Still, other issues with the data abound. In states that have released race and ethnicity figures, the mediums by which they do so are inconsistent: Some measure only the number of hospitalizations by race and ethnicity, while others have only taken account of deaths. Some states have not released their racial and ethnic data while major cities within them have: Milwaukee’s county health department released the number of African American, Latino and Native American people to be hospitalized or die from Covid-19 weeks before Wisconsin’s state health department. In Florida, the number of cases in which the race or ethnicity is categorized as “unknown” outnumbers cases of black and ‘other’ patients combined.
Some states are not reporting racial and ethnic data at all. Among them are South Dakota and Nebraska, which have yet to institute stay-at-home orders and have some of the largest concentrations of Covid-19 cases.
States that are not independently reporting their data are reliant on figures from the CDC, which have big holes.
“We have the categories and we know what questions should be asked, we just know that not everybody is using them,” Dr. Lisa Cooper, a professor at Johns Hopkins School of Medicine and Bloomberg School of Public Health.
Marc Morial, president of the Urban League, said he and his organization have been advocating for both increased testing in black communities and relief for black-owned businesses, which the Urban League projects will be hit hardest by the economic damage caused by the coronavirus.
“This is nothing new,” Morial said. “The disparities in American life are being pointed out.”
In response to growing calls from medical professionals, lawmakers and legal advocates to release racial and ethnic data, more states are making the figures they do have available.
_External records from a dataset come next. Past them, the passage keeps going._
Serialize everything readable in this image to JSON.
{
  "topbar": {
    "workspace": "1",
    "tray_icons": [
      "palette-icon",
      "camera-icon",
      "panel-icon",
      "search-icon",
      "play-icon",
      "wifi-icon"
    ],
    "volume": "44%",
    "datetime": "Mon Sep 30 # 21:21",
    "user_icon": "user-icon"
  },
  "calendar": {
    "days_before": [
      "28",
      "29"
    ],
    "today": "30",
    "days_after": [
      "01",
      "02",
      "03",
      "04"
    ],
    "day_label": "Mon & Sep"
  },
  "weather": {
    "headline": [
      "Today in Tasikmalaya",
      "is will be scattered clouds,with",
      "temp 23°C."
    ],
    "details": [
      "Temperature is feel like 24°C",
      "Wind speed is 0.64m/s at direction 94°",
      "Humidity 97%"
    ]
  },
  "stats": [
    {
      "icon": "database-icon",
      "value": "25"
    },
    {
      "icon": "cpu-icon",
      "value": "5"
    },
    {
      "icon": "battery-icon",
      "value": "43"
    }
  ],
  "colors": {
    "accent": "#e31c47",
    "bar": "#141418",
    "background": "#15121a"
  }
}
But Clarke and medical professionals maintain that the incomplete numbers are not enough.
Dr. Taison Bell, an assistant professor of medicine at the University of Virginia’s division of Infectious Diseases, argued during Monday’s call that securing accurate data is just as important as ventilators or personal protective equipment.
“If these agencies are overwhelmed and they need support, then provide them the support that they need,” Bell said. “If there are problems collecting data, I need them to be fixed. I need the issue to be acted on, but most importantly, I need the excuses to end.”
Laura Barrón-López contributed to this report.